**Task item**
Images aside, return all the entries exactly.
=-=-=
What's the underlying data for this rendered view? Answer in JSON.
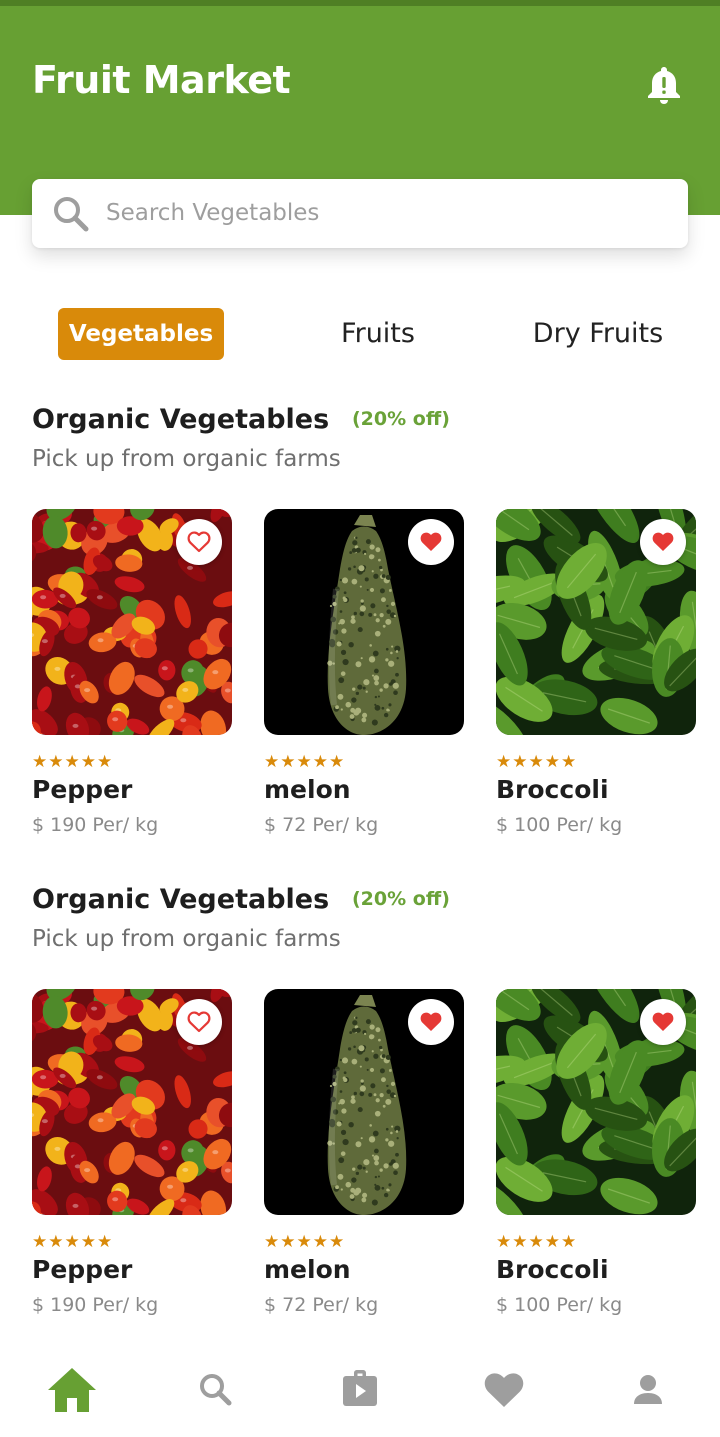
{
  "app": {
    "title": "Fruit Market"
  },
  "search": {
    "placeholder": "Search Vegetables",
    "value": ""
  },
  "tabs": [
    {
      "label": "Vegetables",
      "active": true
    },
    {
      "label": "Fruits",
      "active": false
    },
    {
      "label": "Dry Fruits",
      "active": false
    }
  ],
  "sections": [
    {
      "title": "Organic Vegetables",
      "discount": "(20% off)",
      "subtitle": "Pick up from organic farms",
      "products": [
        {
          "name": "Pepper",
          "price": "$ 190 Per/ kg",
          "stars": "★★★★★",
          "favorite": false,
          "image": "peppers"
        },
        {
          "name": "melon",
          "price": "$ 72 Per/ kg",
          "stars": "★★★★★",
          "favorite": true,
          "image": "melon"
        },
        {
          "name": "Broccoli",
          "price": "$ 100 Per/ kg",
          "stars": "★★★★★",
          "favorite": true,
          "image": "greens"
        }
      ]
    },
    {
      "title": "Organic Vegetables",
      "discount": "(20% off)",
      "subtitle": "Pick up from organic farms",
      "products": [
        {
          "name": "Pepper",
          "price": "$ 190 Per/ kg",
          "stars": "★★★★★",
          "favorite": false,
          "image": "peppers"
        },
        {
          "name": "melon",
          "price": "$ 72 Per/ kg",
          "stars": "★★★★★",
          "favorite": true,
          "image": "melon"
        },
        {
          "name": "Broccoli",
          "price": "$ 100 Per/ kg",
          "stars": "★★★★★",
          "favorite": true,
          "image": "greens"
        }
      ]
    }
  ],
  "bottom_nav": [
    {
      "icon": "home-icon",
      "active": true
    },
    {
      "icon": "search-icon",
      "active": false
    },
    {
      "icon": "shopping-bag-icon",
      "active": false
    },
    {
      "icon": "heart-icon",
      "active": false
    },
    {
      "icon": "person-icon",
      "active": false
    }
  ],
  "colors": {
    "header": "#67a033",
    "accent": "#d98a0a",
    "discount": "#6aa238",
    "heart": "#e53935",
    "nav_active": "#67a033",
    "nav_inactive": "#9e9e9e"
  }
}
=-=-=
**Written response**
What's the underlying data for this rendered view? Answer in JSON.
{
  "app": {
    "title": "Fruit Market"
  },
  "search": {
    "placeholder": "Search Vegetables",
    "value": ""
  },
  "tabs": [
    {
      "label": "Vegetables",
      "active": true
    },
    {
      "label": "Fruits",
      "active": false
    },
    {
      "label": "Dry Fruits",
      "active": false
    }
  ],
  "sections": [
    {
      "title": "Organic Vegetables",
      "discount": "(20% off)",
      "subtitle": "Pick up from organic farms",
      "products": [
        {
          "name": "Pepper",
          "price": "$ 190 Per/ kg",
          "stars": "★★★★★",
          "favorite": false,
          "image": "peppers"
        },
        {
          "name": "melon",
          "price": "$ 72 Per/ kg",
          "stars": "★★★★★",
          "favorite": true,
          "image": "melon"
        },
        {
          "name": "Broccoli",
          "price": "$ 100 Per/ kg",
          "stars": "★★★★★",
          "favorite": true,
          "image": "greens"
        }
      ]
    },
    {
      "title": "Organic Vegetables",
      "discount": "(20% off)",
      "subtitle": "Pick up from organic farms",
      "products": [
        {
          "name": "Pepper",
          "price": "$ 190 Per/ kg",
          "stars": "★★★★★",
          "favorite": false,
          "image": "peppers"
        },
        {
          "name": "melon",
          "price": "$ 72 Per/ kg",
          "stars": "★★★★★",
          "favorite": true,
          "image": "melon"
        },
        {
          "name": "Broccoli",
          "price": "$ 100 Per/ kg",
          "stars": "★★★★★",
          "favorite": true,
          "image": "greens"
        }
      ]
    }
  ],
  "bottom_nav": [
    {
      "icon": "home-icon",
      "active": true
    },
    {
      "icon": "search-icon",
      "active": false
    },
    {
      "icon": "shopping-bag-icon",
      "active": false
    },
    {
      "icon": "heart-icon",
      "active": false
    },
    {
      "icon": "person-icon",
      "active": false
    }
  ],
  "colors": {
    "header": "#67a033",
    "accent": "#d98a0a",
    "discount": "#6aa238",
    "heart": "#e53935",
    "nav_active": "#67a033",
    "nav_inactive": "#9e9e9e"
  }
}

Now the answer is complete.